Data section section start
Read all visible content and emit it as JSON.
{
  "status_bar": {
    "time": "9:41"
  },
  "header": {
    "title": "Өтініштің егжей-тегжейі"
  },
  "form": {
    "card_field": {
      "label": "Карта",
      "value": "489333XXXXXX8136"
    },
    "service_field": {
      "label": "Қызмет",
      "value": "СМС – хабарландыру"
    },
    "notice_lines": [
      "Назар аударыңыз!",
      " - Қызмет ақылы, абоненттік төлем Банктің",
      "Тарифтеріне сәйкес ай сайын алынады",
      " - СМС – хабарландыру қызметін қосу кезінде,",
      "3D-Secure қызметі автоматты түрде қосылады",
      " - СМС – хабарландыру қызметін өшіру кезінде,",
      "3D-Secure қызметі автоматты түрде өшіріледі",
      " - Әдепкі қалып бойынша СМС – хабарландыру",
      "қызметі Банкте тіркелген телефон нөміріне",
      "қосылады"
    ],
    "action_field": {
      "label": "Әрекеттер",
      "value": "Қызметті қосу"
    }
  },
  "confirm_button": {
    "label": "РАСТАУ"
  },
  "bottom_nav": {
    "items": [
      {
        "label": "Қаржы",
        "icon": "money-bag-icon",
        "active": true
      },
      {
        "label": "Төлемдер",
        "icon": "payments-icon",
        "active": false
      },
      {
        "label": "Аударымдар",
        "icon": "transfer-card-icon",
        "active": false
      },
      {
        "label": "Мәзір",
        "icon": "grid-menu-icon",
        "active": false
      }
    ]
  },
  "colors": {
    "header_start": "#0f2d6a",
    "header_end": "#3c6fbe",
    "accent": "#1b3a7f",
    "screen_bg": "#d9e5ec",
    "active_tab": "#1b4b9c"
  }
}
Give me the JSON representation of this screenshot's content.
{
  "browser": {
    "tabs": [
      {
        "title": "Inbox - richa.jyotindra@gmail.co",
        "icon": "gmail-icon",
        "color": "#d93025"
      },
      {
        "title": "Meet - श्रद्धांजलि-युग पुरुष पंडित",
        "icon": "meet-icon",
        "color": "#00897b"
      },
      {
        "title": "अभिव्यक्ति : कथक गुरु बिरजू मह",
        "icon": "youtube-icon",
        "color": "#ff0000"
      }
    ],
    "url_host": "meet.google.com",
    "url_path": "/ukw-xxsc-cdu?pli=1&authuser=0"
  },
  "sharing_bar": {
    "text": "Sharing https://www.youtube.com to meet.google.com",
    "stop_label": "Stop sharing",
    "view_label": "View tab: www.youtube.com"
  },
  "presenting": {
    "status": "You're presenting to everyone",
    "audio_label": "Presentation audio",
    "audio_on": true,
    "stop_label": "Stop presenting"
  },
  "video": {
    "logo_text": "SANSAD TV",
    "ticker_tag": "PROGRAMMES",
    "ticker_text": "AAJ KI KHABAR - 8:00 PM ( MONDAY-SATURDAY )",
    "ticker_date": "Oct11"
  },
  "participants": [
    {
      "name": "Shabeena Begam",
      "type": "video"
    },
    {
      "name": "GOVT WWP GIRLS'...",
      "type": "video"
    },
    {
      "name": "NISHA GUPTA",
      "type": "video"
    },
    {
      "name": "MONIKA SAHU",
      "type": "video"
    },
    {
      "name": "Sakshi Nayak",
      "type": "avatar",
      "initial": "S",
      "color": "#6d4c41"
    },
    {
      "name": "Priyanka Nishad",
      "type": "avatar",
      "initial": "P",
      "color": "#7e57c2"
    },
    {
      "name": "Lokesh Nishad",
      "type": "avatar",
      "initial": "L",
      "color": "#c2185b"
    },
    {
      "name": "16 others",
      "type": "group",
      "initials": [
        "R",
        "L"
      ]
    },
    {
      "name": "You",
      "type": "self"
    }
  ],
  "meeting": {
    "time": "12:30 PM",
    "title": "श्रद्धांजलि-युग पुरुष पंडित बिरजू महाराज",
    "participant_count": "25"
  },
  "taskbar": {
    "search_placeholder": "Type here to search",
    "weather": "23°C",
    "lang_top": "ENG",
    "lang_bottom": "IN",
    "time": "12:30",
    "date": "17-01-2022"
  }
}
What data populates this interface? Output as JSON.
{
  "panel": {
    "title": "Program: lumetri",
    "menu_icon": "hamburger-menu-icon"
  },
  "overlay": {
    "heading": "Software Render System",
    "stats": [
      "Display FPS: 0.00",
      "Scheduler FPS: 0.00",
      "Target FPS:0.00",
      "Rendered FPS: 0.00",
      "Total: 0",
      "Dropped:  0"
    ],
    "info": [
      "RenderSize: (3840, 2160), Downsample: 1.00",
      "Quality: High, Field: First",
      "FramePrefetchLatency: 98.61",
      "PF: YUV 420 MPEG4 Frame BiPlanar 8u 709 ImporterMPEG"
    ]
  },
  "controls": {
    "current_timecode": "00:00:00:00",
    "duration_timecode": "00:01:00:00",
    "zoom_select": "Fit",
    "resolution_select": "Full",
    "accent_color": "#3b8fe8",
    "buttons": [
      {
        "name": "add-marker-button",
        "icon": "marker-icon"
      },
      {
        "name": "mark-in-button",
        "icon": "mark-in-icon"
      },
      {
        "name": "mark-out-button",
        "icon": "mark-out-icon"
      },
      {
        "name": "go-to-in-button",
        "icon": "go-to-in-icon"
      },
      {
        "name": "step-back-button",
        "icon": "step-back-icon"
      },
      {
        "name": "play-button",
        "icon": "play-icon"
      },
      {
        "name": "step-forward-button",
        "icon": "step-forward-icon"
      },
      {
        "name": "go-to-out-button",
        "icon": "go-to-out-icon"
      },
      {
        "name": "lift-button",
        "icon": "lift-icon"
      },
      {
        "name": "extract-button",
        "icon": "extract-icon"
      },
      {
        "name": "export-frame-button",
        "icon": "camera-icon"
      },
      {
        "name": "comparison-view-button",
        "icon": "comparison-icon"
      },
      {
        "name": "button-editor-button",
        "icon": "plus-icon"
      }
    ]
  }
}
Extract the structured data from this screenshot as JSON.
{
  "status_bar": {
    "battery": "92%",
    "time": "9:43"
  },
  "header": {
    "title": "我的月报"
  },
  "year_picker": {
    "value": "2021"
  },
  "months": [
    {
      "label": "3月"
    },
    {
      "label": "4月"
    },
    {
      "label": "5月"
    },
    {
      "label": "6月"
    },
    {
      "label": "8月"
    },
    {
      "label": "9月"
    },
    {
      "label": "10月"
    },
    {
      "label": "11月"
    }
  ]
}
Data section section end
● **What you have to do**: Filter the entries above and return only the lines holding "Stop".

● **Answer for this exercise**:
    "stop_label": "Stop sharing",
    "stop_label": "Stop presenting"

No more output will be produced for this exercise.